Mining impact on Torch Lake studied
HOUGHTON – Most of the copper mining on the Keweenaw Peninsula and surrounding areas ended in the late 1960s, but some of the environmental and social problems from that era persist to the present.
A panel discussion at the Portage Lake District Library Tuesday about the “Impacts of Legacy Mining on Torch Lake” examined how mining and its follow-on activities, particularly smelting, affected Torch Lake in particular.
Giving the presentation were Carol MacLennan, Michigan Technological University associate professor of social sciences, Noel Urban, Tech professor of environmental engineering, and Judith Perlinger, Tech professor of environmental engineering.
Urban said their integrated assessment of Torch Lake conducted over the past two years was funded by a Michigan Sea Grant, which is part of national Sea Grant program intended to study areas with significant coastlines.
“We certainly have a big coastline,” he said of Michigan.
Urban said the federal and state governments began looking at Torch Lake in the early 1980s and the federal Environmental Protection Agency declared Torch Lake and surrounding areas a Superfund site.

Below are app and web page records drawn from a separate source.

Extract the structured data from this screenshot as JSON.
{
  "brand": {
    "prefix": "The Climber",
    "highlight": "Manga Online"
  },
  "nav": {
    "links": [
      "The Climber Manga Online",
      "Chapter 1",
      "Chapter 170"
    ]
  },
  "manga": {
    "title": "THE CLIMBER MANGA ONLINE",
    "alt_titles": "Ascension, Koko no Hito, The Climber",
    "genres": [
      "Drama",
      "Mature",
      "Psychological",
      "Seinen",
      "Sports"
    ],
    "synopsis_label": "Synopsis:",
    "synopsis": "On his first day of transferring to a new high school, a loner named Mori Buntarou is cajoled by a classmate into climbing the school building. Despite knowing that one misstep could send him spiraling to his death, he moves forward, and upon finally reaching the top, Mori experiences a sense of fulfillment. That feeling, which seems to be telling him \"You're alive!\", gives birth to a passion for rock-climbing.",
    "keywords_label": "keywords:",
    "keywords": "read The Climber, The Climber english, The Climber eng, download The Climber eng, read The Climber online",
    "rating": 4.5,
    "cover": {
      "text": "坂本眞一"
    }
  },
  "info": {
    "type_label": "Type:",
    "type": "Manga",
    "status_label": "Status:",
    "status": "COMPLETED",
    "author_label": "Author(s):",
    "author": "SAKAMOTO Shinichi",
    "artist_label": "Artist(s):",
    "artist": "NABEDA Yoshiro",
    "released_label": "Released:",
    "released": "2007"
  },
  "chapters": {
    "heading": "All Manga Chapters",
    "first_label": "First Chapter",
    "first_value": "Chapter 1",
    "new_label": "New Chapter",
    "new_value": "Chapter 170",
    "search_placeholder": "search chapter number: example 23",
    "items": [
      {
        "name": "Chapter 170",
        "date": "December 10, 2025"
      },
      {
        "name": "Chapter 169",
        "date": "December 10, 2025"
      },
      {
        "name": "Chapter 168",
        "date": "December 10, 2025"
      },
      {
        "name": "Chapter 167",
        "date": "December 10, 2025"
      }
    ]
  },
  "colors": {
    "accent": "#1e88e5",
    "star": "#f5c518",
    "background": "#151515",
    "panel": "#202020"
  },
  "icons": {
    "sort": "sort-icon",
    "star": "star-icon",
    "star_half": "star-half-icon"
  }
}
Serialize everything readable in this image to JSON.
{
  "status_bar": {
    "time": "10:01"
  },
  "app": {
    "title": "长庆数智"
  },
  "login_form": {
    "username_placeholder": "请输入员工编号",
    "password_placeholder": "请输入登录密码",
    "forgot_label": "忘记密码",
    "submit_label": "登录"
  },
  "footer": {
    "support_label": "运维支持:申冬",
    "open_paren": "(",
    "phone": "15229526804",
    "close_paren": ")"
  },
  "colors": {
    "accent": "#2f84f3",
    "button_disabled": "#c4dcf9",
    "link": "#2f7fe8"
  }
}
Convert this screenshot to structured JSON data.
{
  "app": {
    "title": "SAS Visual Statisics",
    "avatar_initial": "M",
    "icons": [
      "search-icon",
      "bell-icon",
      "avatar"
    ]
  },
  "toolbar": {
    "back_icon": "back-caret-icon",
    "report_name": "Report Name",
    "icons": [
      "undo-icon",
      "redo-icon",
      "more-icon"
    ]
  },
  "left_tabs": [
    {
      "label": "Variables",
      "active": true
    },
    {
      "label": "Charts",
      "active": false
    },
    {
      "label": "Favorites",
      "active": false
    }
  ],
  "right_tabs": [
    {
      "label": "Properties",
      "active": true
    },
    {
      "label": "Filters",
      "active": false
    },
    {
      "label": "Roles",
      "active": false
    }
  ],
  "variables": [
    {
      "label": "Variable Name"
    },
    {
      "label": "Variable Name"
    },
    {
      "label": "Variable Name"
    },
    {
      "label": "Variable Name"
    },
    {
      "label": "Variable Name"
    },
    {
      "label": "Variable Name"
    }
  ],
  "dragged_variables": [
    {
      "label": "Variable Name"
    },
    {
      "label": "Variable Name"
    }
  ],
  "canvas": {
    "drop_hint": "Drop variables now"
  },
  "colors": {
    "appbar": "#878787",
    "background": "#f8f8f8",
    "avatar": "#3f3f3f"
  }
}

Some work, such as covering stamp sands, has been done, but more work needs to be done.
“There hasn’t been rapid progress on some fronts,” he said.
MacLennan, who studies how people interact with their environment, said there were hundreds of buildings along the shore of Torch Lake from Mason to Lake Linden involved in some capacity with copper mining, and some still remain. There is an effort to find where the buildings, which no longer exist, were located so the areas around them can be studied for possible contamination.
In the late 19th century, MacLennan said copper mining companies moved their stamping mills from near the mines in the higher elevations down to Torch Lake.
“It generated a lot of stamp sand,” she said.
That stamp sand was placed in Torch Lake.
“Prior to 1970, Torch Lake was considered a dump site,” she said. “As a society, we weren’t thinking about what we put into the water.”
In the 1920s and early 1940s, MacLennan said mining companies did some reclamation of stamp sands to remove residual copper, but the sands were then put back into the lake.
MacLennan said waste from copper mining and smelting included stamp sands and smelter slag, coal byproducts from energy production, and copper, arsenic and mercury, all of which were in the water and soil around Torch Lake.
Urban, who studies water quality issues, said for years, fish taken out of Torch Lake had tumors on their skins.
“That issue really raised a lot of concern,” she said.
Because of the number of fish found with tumors, Urban said EPA officials studied the lake and decided to create the Superfund site. The focus was on the stamp sands and how they affect people living around the lake.
“People could breathe that in,” he said of airborne stamp sands.
After the Torch Lake Superfund site was created, Urban said the EPA began covering stamp sands with soil and vegetation to keep it from becoming airborne. In 2006, the agency declared all the stamp sands around Torch Lake covered.
“The Superfund activity is almost over,” he said.
However, the EPA and Michigan Department of Environmental Quality are still concerned about the health effects on people of eating fish taken out of Torch Lake.
There is a layer of stamp sand at the bottom of Torch Lake that is covered by a layer of sediment. However, that sediment is not thick enough to prevent toxins from the stamp sands from leaching through into the water. The toxins, including arsenic, mercury, and polychlorinated biphynals from electricity production, end up in the fish.
Besides the EPA and DEQ, Urban said other state agencies involved with Torch Lake are the Michigan Department of Community Health and the Michigan Department of Natural Resources.
“There’s no coordination of any of this activity,” he said.
Perlinger, who studies environmental behavior and effects of organic pollutants, said the federal government has declared 43 Areas of Concern for environmental issues in the United States, and Michigan has 14 of them, including Torch Lake. The AOC are able to have access to funding for study and remediation projects in those areas.
In order to get funding, Perlinger said there is a process required, including: having a local active citizens group with an established definition of success for their efforts; a watershed management council; an action plan; and an updated remedial action plan.
“This could be one way of proceeding,” she said of the remaining issues with Torch Lake.
The goals for the Torch Lake AOC are: delisting from the Superfund; remediate and restore the area; create water which is safe for swimming; have safe, edible fish in the lake; and make the lake desirable for tourism and property development of the shoreline.
“All of these are possible and each requires different actions,” she said.